The only time the book comes alive is when we get to a profile. Each of the chunks contains a profile of a mathematician – the likes of Pascal and al-Khwarizmi – and suddenly the whole thing comes alive. It’s two pages of flowing text, enough to be readable and interesting. These articles show what the rest of the book could have been like if it wasn’t dominated by the design.
Frustrating, then. A handsome book, but not a great popular science read.
Hardback:  
Review by Brian Clegg

Comments

Popular posts from this blog

Lost in Math - Sabine Hossenfelder *****

One of my favourite illustrations from a science title was in Fred Hoyle's book on his quasi-steady state theory. It shows a large flock of geese all following each other, which he likened to the state of theoretical physics. In the very readable Lost in Math, physicist Sabine Hossenfelder exposes the way that in certain areas of physics, this is all too realistic a picture. (Hossenfelder gives Hoyle's cosmological theory short shrift, incidentally, though, to be fair, it wasn't given anywhere near as many opportunities to be patched up to match observations as the current version of big bang with inflation.)

Lost in Math is a very powerful analysis of what has gone wrong in the way that some aspects of physics are undertaken. Until the twentieth century, scientists made observations and experiments and theoreticians looked for theories which explained them, which could then be tested against further experiments and observations. Now, particularly in particle physics, it…

Gravity! - Pierre Binétruy ****

I had to really restrain myself from adopting the approach taken by The Register in referring to Yahoo! by putting an exclamation mark after every word in the text when faced with reviewing Gravity! One thing to be said about the punctuation, though, is it makes it easier to search for amongst a whole lot of books on gravity and gravitational waves (the subtitle is 'the quest for gravitational waves') since their discovery in 2015.

Despite the subtitle, Pierre Binétruy gives us far more - in fact, gravitational waves don't come into it until page 160, which makes it really more of a book about gravity with a bit on gravitational waves tacked on than a true exploration of the quest. 

However, those early pages aren't wasted - Binétruy gives us plenty of detail on all kinds of background, for example plunging in to tell us about element synthesis, something you wouldn't expect in a book on gravitational waves. I also really liked a little section on experiments you can…

Brain Based Enterprises - Peter Cook ****

A quick flag on this one: it's a management/business book, and the four star rating is with that in mind. Brain Based Enterprises does contain a surprising amount of science, considering this, which is why it's here, but don't expect it to be like a four star pure science book.

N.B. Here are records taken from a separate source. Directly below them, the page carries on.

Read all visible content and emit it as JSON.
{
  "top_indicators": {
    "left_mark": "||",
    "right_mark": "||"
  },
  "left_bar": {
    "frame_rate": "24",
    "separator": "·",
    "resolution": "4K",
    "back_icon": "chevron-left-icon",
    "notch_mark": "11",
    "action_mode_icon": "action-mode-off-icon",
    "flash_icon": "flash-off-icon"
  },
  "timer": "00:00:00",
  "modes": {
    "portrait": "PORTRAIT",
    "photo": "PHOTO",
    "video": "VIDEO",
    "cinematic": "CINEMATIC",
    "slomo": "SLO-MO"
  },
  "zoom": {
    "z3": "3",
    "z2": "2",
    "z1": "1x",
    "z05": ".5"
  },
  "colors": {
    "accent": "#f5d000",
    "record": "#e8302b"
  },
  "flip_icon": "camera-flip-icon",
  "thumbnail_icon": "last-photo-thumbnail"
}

This is an eclectic attack on the status quo of our ideas about business. Peter Cook suggest that much of current business simply isn't oriented to the realities of a modern, technological world, and that we need to handle things very differently in a knowledge-based economy.

The book is divided into three sections. For me, the most interesting was the first 'brainy people' part, as my own business doesn't have teams and such - but for those who do there are also 'brainy teams' and 'brainy enterprises' sections. Cook stirs together a heady mix of science - from psychology to economics - music (a passion of his and a significant part of the way he works) and business the…